After the State House of Representatives passed a resolution Monday, the legislative outcry against Sex Week became official.

The condemned now walk UT's campus.

Rep. Richard Floyd, R-Chattanooga, sponsored House Joint Resolution 661, a bill that condemns Sex Week's organizers. After unanimous approval in the House Education Committee and despite the UT administration's attempts to discuss the bill in the Senate Education Committee, the House passed the resolution by a vote of 69-17.

Originally, the language of the bill condemned administrators, but an amendment in the House Education Committee changed that wording to read "organizers."

In a phone interview Monday afternoon, Floyd admitted that the nonbinding resolution might not have direct ramifications. When asked if the condemned students would be eternally barred from participating in the Tennessee legislature, he said he did not know if it would have that effect.

"I just want to send a message," he said.

The message, however, did not seem to faze Sex Week's co-founders, Briana Rader and Jacob Clark, both seniors in College Scholars.

"Our attention has been focused elsewhere," Rader said late Monday night.

The language of the resolution does not specify the scope of its condemnation; Sex Week has 16 members on its executive board, and conceivably, all are now condemned. The volunteers and supporters of Sex Week could also be included.

Floyd said that former professors have called his office to thank him for the resolution – which has no legal power and will not obstruct the event itself – and added that he had received "10 times" more support than criticism.

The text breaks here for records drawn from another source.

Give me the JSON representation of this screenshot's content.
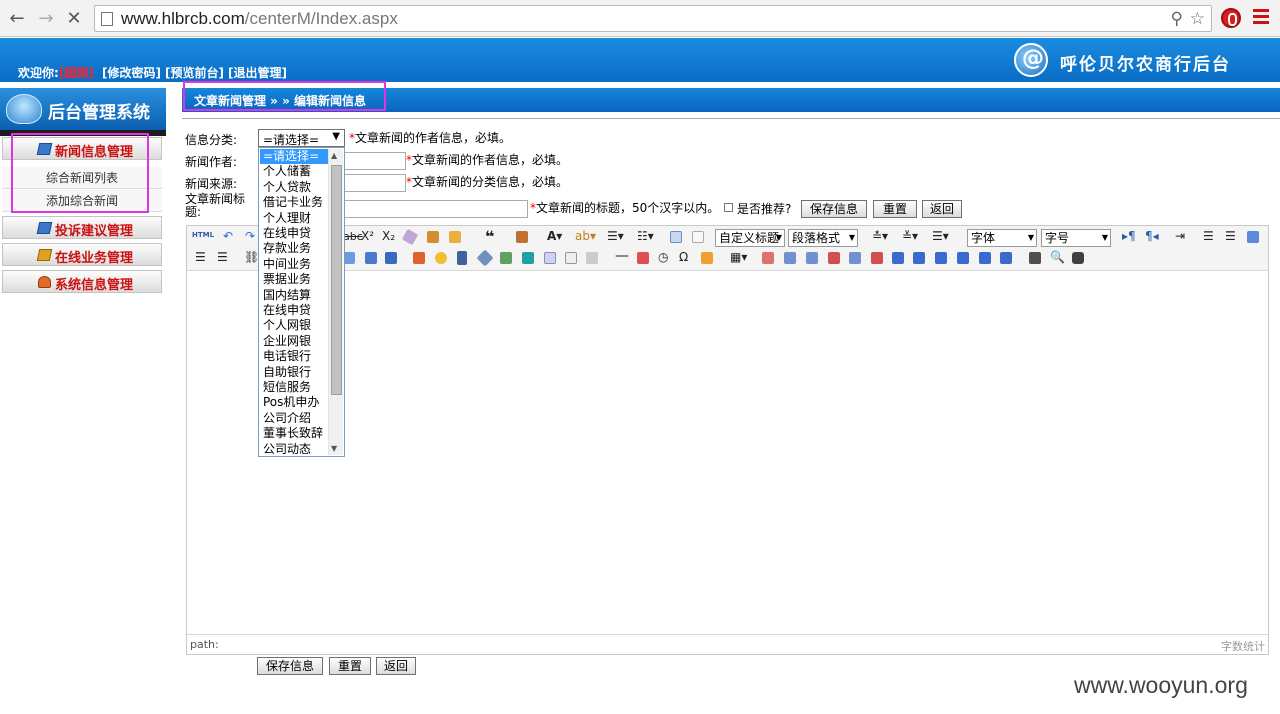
{
  "browser": {
    "url_host": "www.hlbrcb.com",
    "url_path": "/centerM/Index.aspx",
    "colors": {
      "extension_icon": "#d61f1f",
      "menu_icon": "#cc1111"
    }
  },
  "header": {
    "welcome": "欢迎你:",
    "username": "[超刚]",
    "links": [
      "[修改密码]",
      "[预览前台]",
      "[退出管理]"
    ],
    "brand_name": "呼伦贝尔农商行后台",
    "brand_icon": "at-globe-icon",
    "colors": {
      "bar": "#0a6cc5",
      "username": "#ff2222"
    }
  },
  "sidebar": {
    "logo_text": "后台管理系统",
    "menus": [
      {
        "label": "新闻信息管理",
        "icon": "news-icon",
        "items": [
          "综合新闻列表",
          "添加综合新闻"
        ]
      },
      {
        "label": "投诉建议管理",
        "icon": "complaint-icon",
        "items": []
      },
      {
        "label": "在线业务管理",
        "icon": "business-icon",
        "items": []
      },
      {
        "label": "系统信息管理",
        "icon": "user-icon",
        "items": []
      }
    ]
  },
  "breadcrumb": "文章新闻管理 » » 编辑新闻信息",
  "form": {
    "category": {
      "label": "信息分类:",
      "selected": "=请选择=",
      "hint": "文章新闻的作者信息，必填。",
      "options": [
        "=请选择=",
        "个人储蓄",
        "个人贷款",
        "借记卡业务",
        "个人理财",
        "在线申贷",
        "存款业务",
        "中间业务",
        "票据业务",
        "国内结算",
        "在线申贷",
        "个人网银",
        "企业网银",
        "电话银行",
        "自助银行",
        "短信服务",
        "Pos机申办",
        "公司介绍",
        "董事长致辞",
        "公司动态"
      ]
    },
    "author": {
      "label": "新闻作者:",
      "value": "",
      "hint": "文章新闻的作者信息，必填。"
    },
    "source": {
      "label": "新闻来源:",
      "value": "",
      "hint": "文章新闻的分类信息，必填。"
    },
    "title": {
      "label": "文章新闻标题:",
      "value": "",
      "hint": "文章新闻的标题，50个汉字以内。",
      "recommend_label": "是否推荐?",
      "recommend_checked": false
    },
    "required_mark": "*",
    "buttons": {
      "save": "保存信息",
      "reset": "重置",
      "back": "返回"
    }
  },
  "editor": {
    "html_label": "HTML",
    "combos": {
      "custom_heading": "自定义标题",
      "paragraph": "段落格式",
      "font": "字体",
      "font_size": "字号"
    },
    "status_path": "path:",
    "word_count": "字数统计",
    "colors": {
      "toolbar": "#f4f4f4"
    }
  },
  "watermark": "www.wooyun.org"
}
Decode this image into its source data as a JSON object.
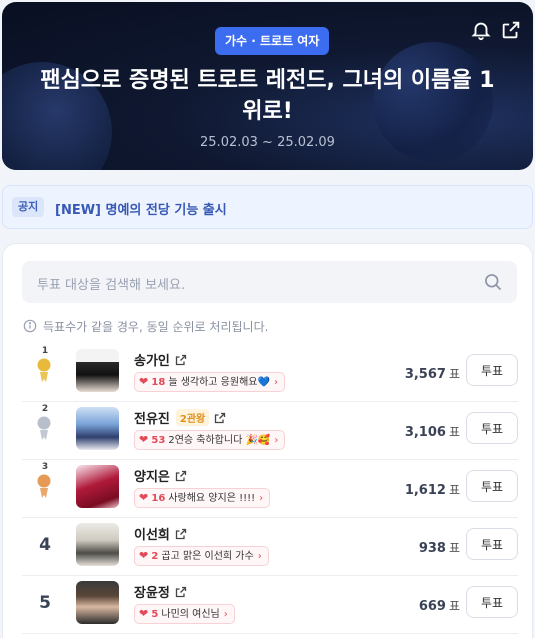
{
  "header": {
    "category_badge": "가수 · 트로트 여자",
    "title": "팬심으로 증명된 트로트 레전드, 그녀의 이름을 1위로!",
    "date_range": "25.02.03 ~ 25.02.09",
    "icons": [
      "bell-icon",
      "share-icon"
    ]
  },
  "notice": {
    "tag": "공지",
    "text": "[NEW] 명예의 전당 기능 출시"
  },
  "search": {
    "placeholder": "투표 대상을 검색해 보세요."
  },
  "tie_info": "득표수가 같을 경우, 동일 순위로 처리됩니다.",
  "vote_button_label": "투표",
  "vote_unit": "표",
  "colors": {
    "accent": "#3c6cf0",
    "heart": "#e24b57",
    "gold": "#e8b93a",
    "silver": "#b9bfca",
    "bronze": "#e59a55"
  },
  "rankings": [
    {
      "rank": "1",
      "medal": "gold",
      "name": "송가인",
      "extra_tag": "",
      "cheer_count": "18",
      "cheer_text": "늘 생각하고 응원해요💙",
      "votes": "3,567"
    },
    {
      "rank": "2",
      "medal": "silver",
      "name": "전유진",
      "extra_tag": "2관왕",
      "cheer_count": "53",
      "cheer_text": "2연승 축하합니다 🎉🥰",
      "votes": "3,106"
    },
    {
      "rank": "3",
      "medal": "bronze",
      "name": "양지은",
      "extra_tag": "",
      "cheer_count": "16",
      "cheer_text": "사랑해요 양지은 !!!!",
      "votes": "1,612"
    },
    {
      "rank": "4",
      "medal": "",
      "name": "이선희",
      "extra_tag": "",
      "cheer_count": "2",
      "cheer_text": "곱고 맑은 이선희 가수",
      "votes": "938"
    },
    {
      "rank": "5",
      "medal": "",
      "name": "장윤정",
      "extra_tag": "",
      "cheer_count": "5",
      "cheer_text": "나민의 여신님",
      "votes": "669"
    }
  ]
}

He went on to say that Sex Week's programming was perverse and representative of a political agenda, but did not indicate which particular events earned his "outrage." The language of the bill, however, specifically mentions the aphrodisiac cooking class, drag show and condom scavenger hunt as justification of the condemnation.

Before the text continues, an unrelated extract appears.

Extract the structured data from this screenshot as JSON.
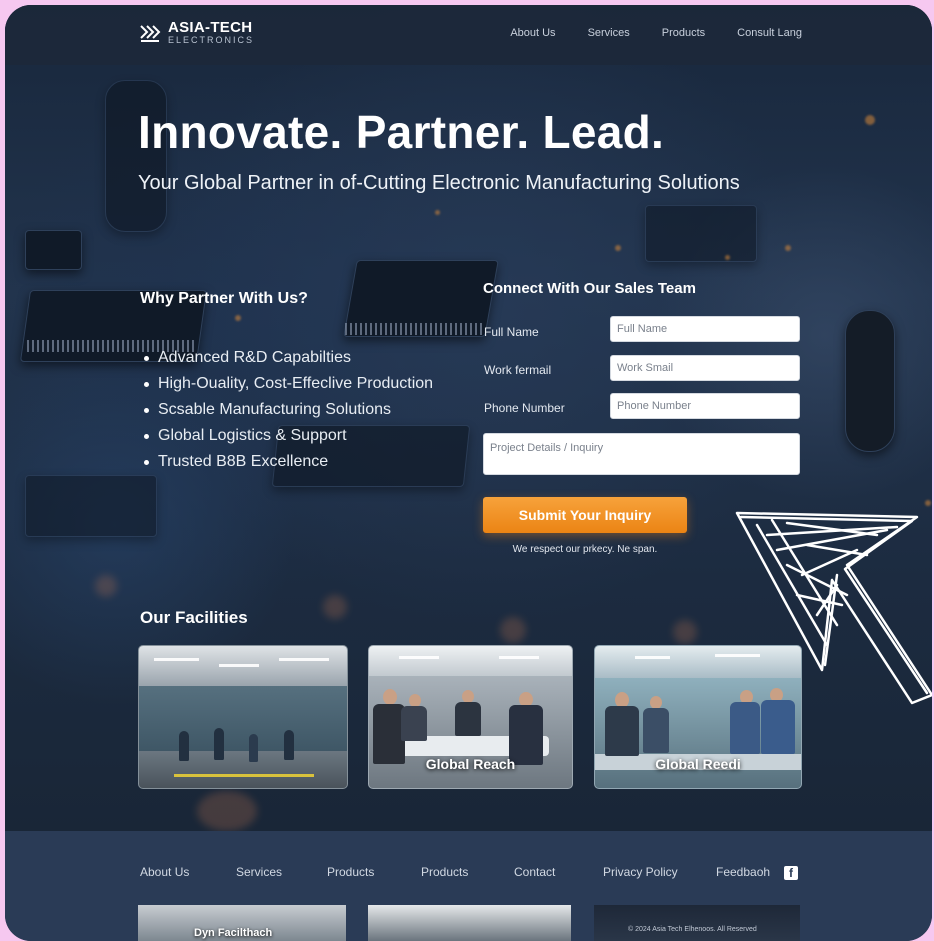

Floyd did not comment on the more conservative events, including the religion and sexuality panel, abstinence discussion or art show, pointing instead to a letter he received from a current UT senior thanking him for his support.

He also recommended simply holding the event off-campus, repeatedly saying that Sex Week was dragging UT's name "through the mud."